◆ Task directions ◆
Filter these records by the string "Error", copying each line that holds it.

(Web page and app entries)
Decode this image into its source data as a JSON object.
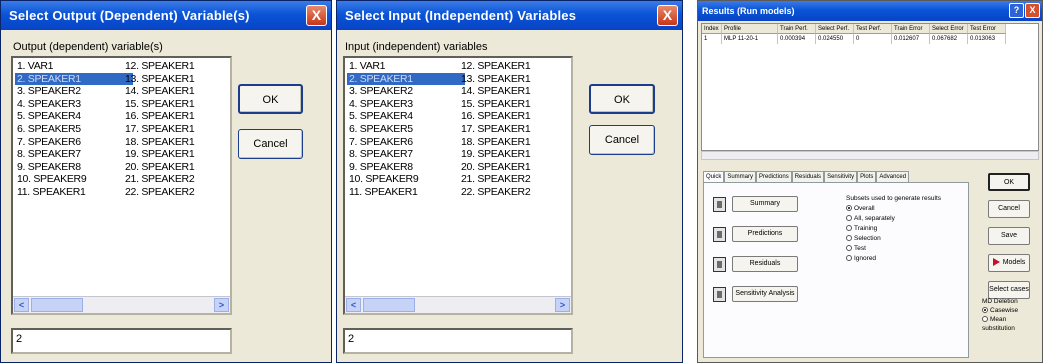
{
  "output_dialog": {
    "title": "Select Output (Dependent) Variable(s)",
    "close_glyph": "X",
    "list_label": "Output (dependent) variable(s)",
    "items_col1": [
      "1. VAR1",
      "2. SPEAKER1",
      "3. SPEAKER2",
      "4. SPEAKER3",
      "5. SPEAKER4",
      "6. SPEAKER5",
      "7. SPEAKER6",
      "8. SPEAKER7",
      "9. SPEAKER8",
      "10. SPEAKER9",
      "11. SPEAKER1"
    ],
    "items_col2": [
      "12. SPEAKER1",
      "13. SPEAKER1",
      "14. SPEAKER1",
      "15. SPEAKER1",
      "16. SPEAKER1",
      "17. SPEAKER1",
      "18. SPEAKER1",
      "19. SPEAKER1",
      "20. SPEAKER1",
      "21. SPEAKER2",
      "22. SPEAKER2"
    ],
    "selected_index": 1,
    "ok_label": "OK",
    "cancel_label": "Cancel",
    "selection_value": "2",
    "scroll_left": "<",
    "scroll_right": ">"
  },
  "input_dialog": {
    "title": "Select Input (Independent) Variables",
    "close_glyph": "X",
    "list_label": "Input (independent) variables",
    "items_col1": [
      "1. VAR1",
      "2. SPEAKER1",
      "3. SPEAKER2",
      "4. SPEAKER3",
      "5. SPEAKER4",
      "6. SPEAKER5",
      "7. SPEAKER6",
      "8. SPEAKER7",
      "9. SPEAKER8",
      "10. SPEAKER9",
      "11. SPEAKER1"
    ],
    "items_col2": [
      "12. SPEAKER1",
      "13. SPEAKER1",
      "14. SPEAKER1",
      "15. SPEAKER1",
      "16. SPEAKER1",
      "17. SPEAKER1",
      "18. SPEAKER1",
      "19. SPEAKER1",
      "20. SPEAKER1",
      "21. SPEAKER2",
      "22. SPEAKER2"
    ],
    "selected_index": 1,
    "ok_label": "OK",
    "cancel_label": "Cancel",
    "selection_value": "2",
    "scroll_left": "<",
    "scroll_right": ">"
  },
  "results_dialog": {
    "title": "Results (Run models)",
    "title_buttons": [
      "?",
      "X"
    ],
    "table_headers": [
      "Index",
      "Profile",
      "Train Perf.",
      "Select Perf.",
      "Test Perf.",
      "Train Error",
      "Select Error",
      "Test Error"
    ],
    "table_row": [
      "1",
      "MLP 11-20-1",
      "0.000394",
      "0.024550",
      "0",
      "0.012607",
      "0.067682",
      "0.013063"
    ],
    "tabs": [
      "Quick",
      "Summary",
      "Predictions",
      "Residuals",
      "Sensitivity",
      "Plots",
      "Advanced"
    ],
    "active_tab": "Quick",
    "panel_buttons": [
      "Summary",
      "Predictions",
      "Residuals",
      "Sensitivity Analysis"
    ],
    "subset_label": "Subsets used to generate results",
    "subset_options": [
      "Overall",
      "All, separately",
      "Training",
      "Selection",
      "Test",
      "Ignored"
    ],
    "subset_selected": "Overall",
    "side_buttons": [
      "OK",
      "Cancel",
      "Save",
      "Models",
      "Select cases"
    ],
    "md_label": "MD Deletion",
    "md_options": [
      "Casewise",
      "Mean substitution"
    ],
    "md_selected": "Casewise"
  }
}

◆ Exercise answer ◆
      "Train Error",
      "Select Error",
      "Test Error"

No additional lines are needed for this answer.